Palm Springs is more in-line with the classic time-loop genre, where only the protagonist is aware of the time-loop, while everyone else is practically an NPC. It has two lead player characters which helps to create a far more involved plot, than what we usually see.
Sarah is attending her Sister’s wedding in Palm Springs, while her own life is a mess. She unwittingly follows another wedding guest Nyles into a cave, which causes her to get awaken on the same day, in the morning. She confronts Nyles, where he explains that similar to him, she is now stuck in a time-loop and will have to re-live the same wedding day for eternity. The movie deals with her and Nyles’ attempts to escape the time-loop and learn more about herself in the process.
As a fast-paced comedy, it contrasts bright colors with a pervasive sense of meaninglessness, to create an amusing experience. At its core, the film wants to explore the personal problems of both Nyles and Sarah, and how they must overcome those in order to exit. Sarah cannot bear to re-live her sister’s wedding each day, as it is a constant reminder of all her failures and mistakes. Her determination begins to stagnate when she develops feelings for Nyles and learns to live a reckless and hedonic life in the time-loop. However, faced with the futility of falling in love in a place that always repeats itself and always being reminded of how she betrayed her sister, she is re-energized to work on her exit strategy. Nyles has the larger issue of not actually remembering his life before he got stuck in the time-loop, which causes him to spend all his time drunk and messing with people. Once Sarah comes up with a potential way to exit the loop, he does not want to leave, exhibiting an aversion to change. Another wedding guest Roy is also stuck in the loop, and his subplot revolves around giving and receiving pain, which further emphasizes the idea that life in a time-loop is practically a hell, both mentally and physically.
At some level, Sarah’s character is all about human agency, while Nyles represents the creeping nihilism that humans experience as they grow older. In terms of their mental age, Nyles is much older and has lived longer than Sarah, so this makes some sense. It also brings up the perspective of how death gives meaning to life, and how if the ‘luxury’ of death is taken away, it is very easy to become disillusioned as Nyles does. In his world, death and therefore life loses all value.

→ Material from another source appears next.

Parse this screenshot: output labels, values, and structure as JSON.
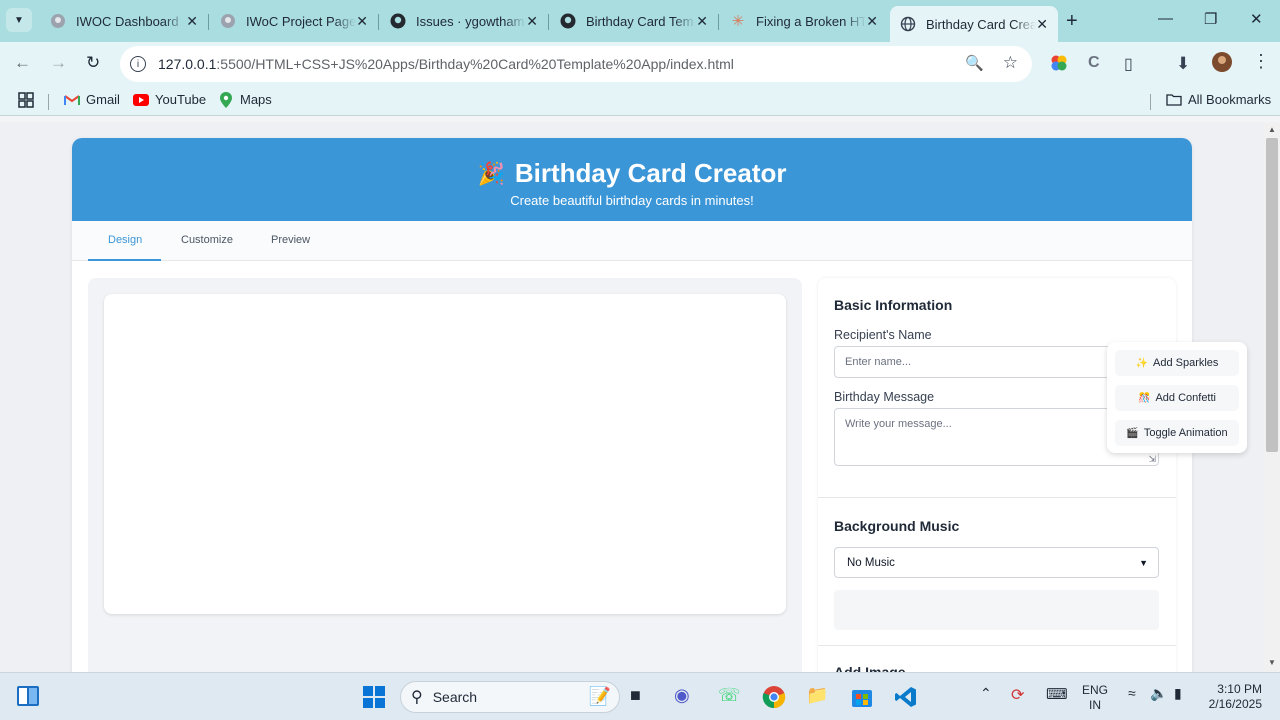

A philosophical difference between the original groundhog and this film is that no amount of repentance, compassion, selflessness or self-acceptance will fix the problem for these two. Only through explicit and targeted action to exit the loop, are they able to make it out. Thus, a possible idea is that there is no magical way to solve life’s problems, other than to actually put in the requisite effort. Another related albeit far-fetched interpretation is that the film is a celebration of human agency and how it can be used to power through the many sufferings of this world. Often, there are moments in life where everything seems to be lost with the only way out being suicide or death. Palm Springs is an exaggeration of this state, where it literally takes away that last option. It leaves you with no choice but to simply tackle the challenge head-on.

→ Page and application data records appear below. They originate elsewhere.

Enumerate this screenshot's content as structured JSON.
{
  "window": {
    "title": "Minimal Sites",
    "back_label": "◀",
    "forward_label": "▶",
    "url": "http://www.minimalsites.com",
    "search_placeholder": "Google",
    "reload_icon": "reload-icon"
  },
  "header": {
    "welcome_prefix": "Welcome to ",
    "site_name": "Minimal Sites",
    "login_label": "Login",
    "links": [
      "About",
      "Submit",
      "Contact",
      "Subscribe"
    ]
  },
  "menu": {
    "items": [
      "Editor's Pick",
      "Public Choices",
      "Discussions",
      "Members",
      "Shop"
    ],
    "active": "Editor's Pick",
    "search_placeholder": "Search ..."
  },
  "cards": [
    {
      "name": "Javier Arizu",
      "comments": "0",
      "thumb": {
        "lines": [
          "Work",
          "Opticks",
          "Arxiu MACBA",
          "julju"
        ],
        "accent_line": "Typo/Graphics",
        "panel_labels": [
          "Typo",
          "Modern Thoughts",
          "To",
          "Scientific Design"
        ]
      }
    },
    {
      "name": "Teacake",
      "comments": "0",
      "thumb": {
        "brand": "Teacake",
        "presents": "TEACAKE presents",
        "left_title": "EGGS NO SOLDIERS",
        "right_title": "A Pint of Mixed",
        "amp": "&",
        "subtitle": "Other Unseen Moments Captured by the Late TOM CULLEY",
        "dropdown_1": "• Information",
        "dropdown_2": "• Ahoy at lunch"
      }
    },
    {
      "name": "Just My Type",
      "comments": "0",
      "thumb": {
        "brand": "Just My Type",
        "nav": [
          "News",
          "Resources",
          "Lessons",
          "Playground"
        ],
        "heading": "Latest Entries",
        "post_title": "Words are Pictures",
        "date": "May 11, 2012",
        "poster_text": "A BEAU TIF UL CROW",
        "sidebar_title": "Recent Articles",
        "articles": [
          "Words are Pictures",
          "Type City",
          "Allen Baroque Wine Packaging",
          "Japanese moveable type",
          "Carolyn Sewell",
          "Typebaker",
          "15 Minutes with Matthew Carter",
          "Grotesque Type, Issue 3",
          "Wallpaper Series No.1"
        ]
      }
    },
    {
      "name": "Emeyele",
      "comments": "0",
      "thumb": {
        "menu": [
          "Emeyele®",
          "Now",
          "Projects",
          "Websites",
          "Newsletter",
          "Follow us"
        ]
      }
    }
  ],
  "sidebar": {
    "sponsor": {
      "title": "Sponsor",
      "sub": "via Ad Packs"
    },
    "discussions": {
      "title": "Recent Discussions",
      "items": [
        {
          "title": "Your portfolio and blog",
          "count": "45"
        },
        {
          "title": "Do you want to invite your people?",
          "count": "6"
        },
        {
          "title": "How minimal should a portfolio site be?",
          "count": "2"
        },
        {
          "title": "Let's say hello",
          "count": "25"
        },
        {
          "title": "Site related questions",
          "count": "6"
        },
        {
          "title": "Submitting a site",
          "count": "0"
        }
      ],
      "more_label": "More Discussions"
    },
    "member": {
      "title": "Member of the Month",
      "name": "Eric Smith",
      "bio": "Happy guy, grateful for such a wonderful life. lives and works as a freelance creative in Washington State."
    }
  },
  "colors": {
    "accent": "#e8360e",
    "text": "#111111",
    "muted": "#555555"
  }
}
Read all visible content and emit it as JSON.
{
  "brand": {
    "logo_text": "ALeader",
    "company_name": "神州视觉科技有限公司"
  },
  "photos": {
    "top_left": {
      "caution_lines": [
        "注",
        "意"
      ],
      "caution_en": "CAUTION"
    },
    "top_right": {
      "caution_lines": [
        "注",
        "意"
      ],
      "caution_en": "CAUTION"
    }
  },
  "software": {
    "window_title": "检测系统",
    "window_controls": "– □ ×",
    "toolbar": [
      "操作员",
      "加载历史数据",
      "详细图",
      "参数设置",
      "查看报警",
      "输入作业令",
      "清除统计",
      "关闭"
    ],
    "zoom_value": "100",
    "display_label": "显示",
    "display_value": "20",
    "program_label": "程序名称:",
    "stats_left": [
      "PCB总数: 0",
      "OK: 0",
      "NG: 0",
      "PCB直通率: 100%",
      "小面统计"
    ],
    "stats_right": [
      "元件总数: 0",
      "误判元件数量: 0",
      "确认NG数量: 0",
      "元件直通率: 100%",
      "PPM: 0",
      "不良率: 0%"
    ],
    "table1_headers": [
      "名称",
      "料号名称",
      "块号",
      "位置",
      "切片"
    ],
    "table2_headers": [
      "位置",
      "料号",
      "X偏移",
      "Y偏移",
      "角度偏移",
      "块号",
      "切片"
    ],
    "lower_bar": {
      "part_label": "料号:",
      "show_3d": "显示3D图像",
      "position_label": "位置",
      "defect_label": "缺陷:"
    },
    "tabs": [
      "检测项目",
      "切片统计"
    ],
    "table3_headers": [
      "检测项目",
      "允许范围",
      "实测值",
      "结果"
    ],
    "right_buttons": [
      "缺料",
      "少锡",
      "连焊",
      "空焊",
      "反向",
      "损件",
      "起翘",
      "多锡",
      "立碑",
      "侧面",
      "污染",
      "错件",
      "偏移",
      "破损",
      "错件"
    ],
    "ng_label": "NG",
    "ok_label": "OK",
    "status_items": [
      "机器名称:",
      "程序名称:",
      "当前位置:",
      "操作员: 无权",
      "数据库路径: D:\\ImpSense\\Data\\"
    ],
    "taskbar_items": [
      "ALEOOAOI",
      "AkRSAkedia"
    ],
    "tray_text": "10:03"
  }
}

Palm Springs doesn’t bother too much with scientific accuracy and focuses on the comedic aspects to ensure that you don’t have too much time to think. A few parts rely on a couple predictable tropes, but they don’t affect the plot adversely. As a 90-minute affair with enough variety, I’d say Palm Springs is a well done time-loop movie.